Saved data entries:

*** Begin section ***

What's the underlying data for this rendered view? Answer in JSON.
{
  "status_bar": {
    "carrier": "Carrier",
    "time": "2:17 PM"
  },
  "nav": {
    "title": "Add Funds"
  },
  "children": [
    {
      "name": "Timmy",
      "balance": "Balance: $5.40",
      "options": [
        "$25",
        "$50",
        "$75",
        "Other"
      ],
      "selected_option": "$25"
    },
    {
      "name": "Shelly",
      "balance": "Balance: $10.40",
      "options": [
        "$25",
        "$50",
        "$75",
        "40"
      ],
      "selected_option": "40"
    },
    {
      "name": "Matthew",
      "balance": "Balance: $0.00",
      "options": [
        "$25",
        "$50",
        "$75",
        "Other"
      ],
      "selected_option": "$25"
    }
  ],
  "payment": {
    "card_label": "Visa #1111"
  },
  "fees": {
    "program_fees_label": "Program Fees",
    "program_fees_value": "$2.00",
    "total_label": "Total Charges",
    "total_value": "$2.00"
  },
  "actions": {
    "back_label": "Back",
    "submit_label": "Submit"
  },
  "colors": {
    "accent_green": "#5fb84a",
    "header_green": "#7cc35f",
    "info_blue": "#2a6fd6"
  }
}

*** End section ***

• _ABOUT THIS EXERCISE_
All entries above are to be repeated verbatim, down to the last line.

• _FINAL ANSWER_
What's the underlying data for this rendered view? Answer in JSON.
{
  "status_bar": {
    "carrier": "Carrier",
    "time": "2:17 PM"
  },
  "nav": {
    "title": "Add Funds"
  },
  "children": [
    {
      "name": "Timmy",
      "balance": "Balance: $5.40",
      "options": [
        "$25",
        "$50",
        "$75",
        "Other"
      ],
      "selected_option": "$25"
    },
    {
      "name": "Shelly",
      "balance": "Balance: $10.40",
      "options": [
        "$25",
        "$50",
        "$75",
        "40"
      ],
      "selected_option": "40"
    },
    {
      "name": "Matthew",
      "balance": "Balance: $0.00",
      "options": [
        "$25",
        "$50",
        "$75",
        "Other"
      ],
      "selected_option": "$25"
    }
  ],
  "payment": {
    "card_label": "Visa #1111"
  },
  "fees": {
    "program_fees_label": "Program Fees",
    "program_fees_value": "$2.00",
    "total_label": "Total Charges",
    "total_value": "$2.00"
  },
  "actions": {
    "back_label": "Back",
    "submit_label": "Submit"
  },
  "colors": {
    "accent_green": "#5fb84a",
    "header_green": "#7cc35f",
    "info_blue": "#2a6fd6"
  }
}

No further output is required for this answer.